Last Wednesday, the Twenty-Eighth Annual Moraga Rotary Field Day took place at the Joaquin Moraga Intermediate School. Third, fourth, and fifth graders from all the Moraga schools participated in a variety of fun field activities. The Saklan School had twelve athletes compete in this year’s contest.
Field activities included: a sack race, softball toss, basketball toss, long jumps, steeple race, 50 yard dash, and a 4×50 yard shuttle relay. As always, this was a very fun event.
This year, Thomas (5th grade) won third place medals in the sack race and 50 yard dash. Sadie (4th grade) won the silver in the long jump (10’3″). The fifth grade finished fifth in the shuttle relay. Good job to all the students who participated this year! Thank you very much for showing up and representing Saklan!
The first graders spent the last 3 weeks in the science lab learning about the Human Body. They discovered the digestive system, the muscular system, the skeletal system, the respiratory system, the circulatory system, the nervous system, and the excretory system and how each of these different systems play a key role in their health. It was a jam packed unit! The students got to see what happens to the food they eat and how the bones and muscles work together to help them move. They also learned how the blood circulates oxygen and that the nervous system helps them react to their environment.
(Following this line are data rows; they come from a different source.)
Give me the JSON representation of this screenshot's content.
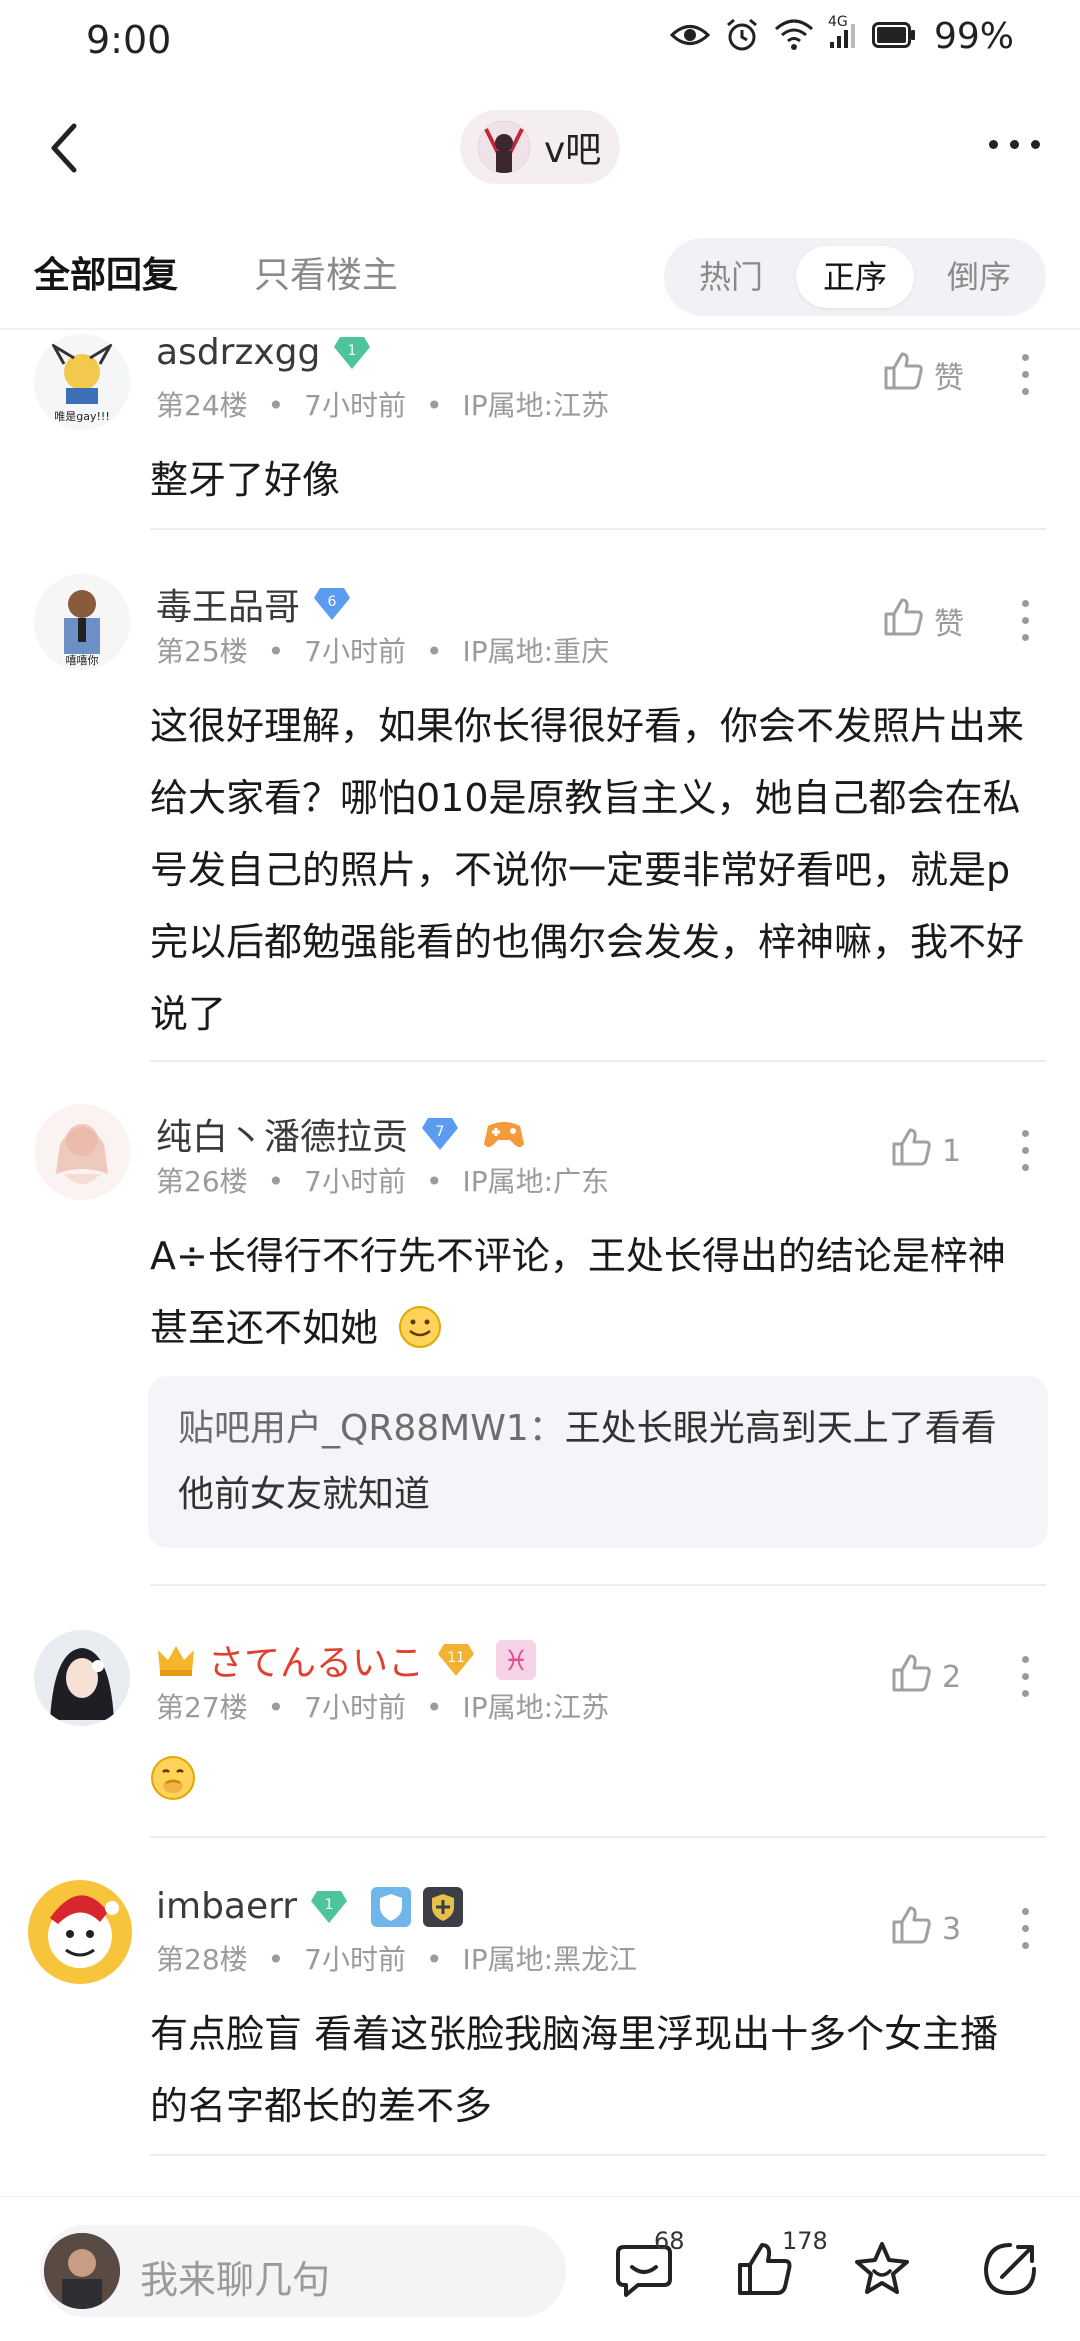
{
  "status_bar": {
    "time": "9:00",
    "network": "4G",
    "battery": "99%"
  },
  "nav": {
    "forum_name": "v吧"
  },
  "tabs": {
    "all_replies": "全部回复",
    "op_only": "只看楼主",
    "sort": [
      "热门",
      "正序",
      "倒序"
    ],
    "active_sort": "正序"
  },
  "posts": [
    {
      "username": "asdrzxgg",
      "level": "1",
      "floor": "第24楼",
      "time": "7小时前",
      "ip": "IP属地:江苏",
      "like_label": "赞",
      "content": "整牙了好像",
      "avatar_text": "唯是gay!!!"
    },
    {
      "username": "毒王品哥",
      "level": "6",
      "floor": "第25楼",
      "time": "7小时前",
      "ip": "IP属地:重庆",
      "like_label": "赞",
      "content": "这很好理解，如果你长得很好看，你会不发照片出来给大家看？哪怕010是原教旨主义，她自己都会在私号发自己的照片，不说你一定要非常好看吧，就是p完以后都勉强能看的也偶尔会发发，梓神嘛，我不好说了",
      "avatar_text": "嘻嘻你"
    },
    {
      "username": "纯白丶潘德拉贡",
      "level": "7",
      "floor": "第26楼",
      "time": "7小时前",
      "ip": "IP属地:广东",
      "like_label": "1",
      "content": "A÷长得行不行先不评论，王处长得出的结论是梓神甚至还不如她",
      "quote_user": "贴吧用户_QR88MW1：",
      "quote_text": "王处长眼光高到天上了看看他前女友就知道"
    },
    {
      "username": "さてんるいこ",
      "level": "11",
      "floor": "第27楼",
      "time": "7小时前",
      "ip": "IP属地:江苏",
      "like_label": "2",
      "content": "",
      "name_color": "#e0402f",
      "zodiac": "♓"
    },
    {
      "username": "imbaerr",
      "level": "1",
      "floor": "第28楼",
      "time": "7小时前",
      "ip": "IP属地:黑龙江",
      "like_label": "3",
      "content": "有点脸盲 看着这张脸我脑海里浮现出十多个女主播的名字都长的差不多"
    }
  ],
  "bottom_bar": {
    "placeholder": "我来聊几句",
    "comment_count": "68",
    "like_count": "178"
  },
  "icons": [
    "eye-icon",
    "alarm-icon",
    "wifi-icon",
    "signal-icon",
    "battery-icon",
    "back-icon",
    "more-icon",
    "thumb-up-icon",
    "kebab-icon",
    "smile-emoji-icon",
    "shush-emoji-icon",
    "comment-icon",
    "star-icon",
    "share-icon",
    "crown-icon",
    "shield-icon",
    "guard-icon",
    "game-icon"
  ],
  "colors": {
    "accent_red": "#e0402f",
    "level_green": "#4ec49b",
    "level_blue": "#5b9cf1",
    "level_gold": "#f2b233",
    "zodiac_pink": "#f26ca4"
  }
}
Lastly, and always one of the more memorable discussions, they learned how the excretory system rids the body of wastes.
Here are the first graders showing off the organs in the digestive system!
Saklan Alumna, Tali Braun, has been spearheading an effort over the past year to build a library for a primary school in Uganda. Tali, a 2015 Saklan grad, was inspired to support the library after visiting Uganda last year. She has been collecting donations in order to construct and furnish the build, purchase books and drive book donations.
Tali was a well-loved community member at Saklan. She was fearless in her willingness to speak up and take a stand for what she believed in. She cared deeply for all those around her, and she was a great role model for every student at Saklan. In 8th grade, Tali served as student council co-president, leading the school with creativity, compassion, and courage.
Tali wrote in her yearbook “Saklan teachers were like finding a gem.” We believe Tali is quite the gem, and we are proud to highlight her project and support her in her humanitarian spirit. For more information about Tali’s project, please click here: HopeForYouth-1-1.
ALMOST! Did you know that each year we ask current families, faculty and staff, trustees, grandparents, alumni families and friends of the school to make a tax-deductible donation to Saklan’s Annual Giving Fund? It’s true that we’re “Building Our Future Together”!
One of our goals is to reach 100% participation from our current families by MAY 28, 2019. The chart below shows you where your student’s class is towards reaching this goal.
Well, if you haven’t yet, it’s not too late to contribute by MAY 28th. YOU can make a difference and get ALL of us closer to 100% with your gift today!
Not sure how much to contribute? We receive gifts anywhere from $10 to $10,000. Please know that whatever amount that is meaningful and affordable for your family, Saklan is truly appreciative of your gift.
So, if you haven’t contributed yet, we want to let you know that Carol Goldman, our Director of Development, will be calling you over the next week to discuss your participation. If you would like to make a gift before she calls, you can: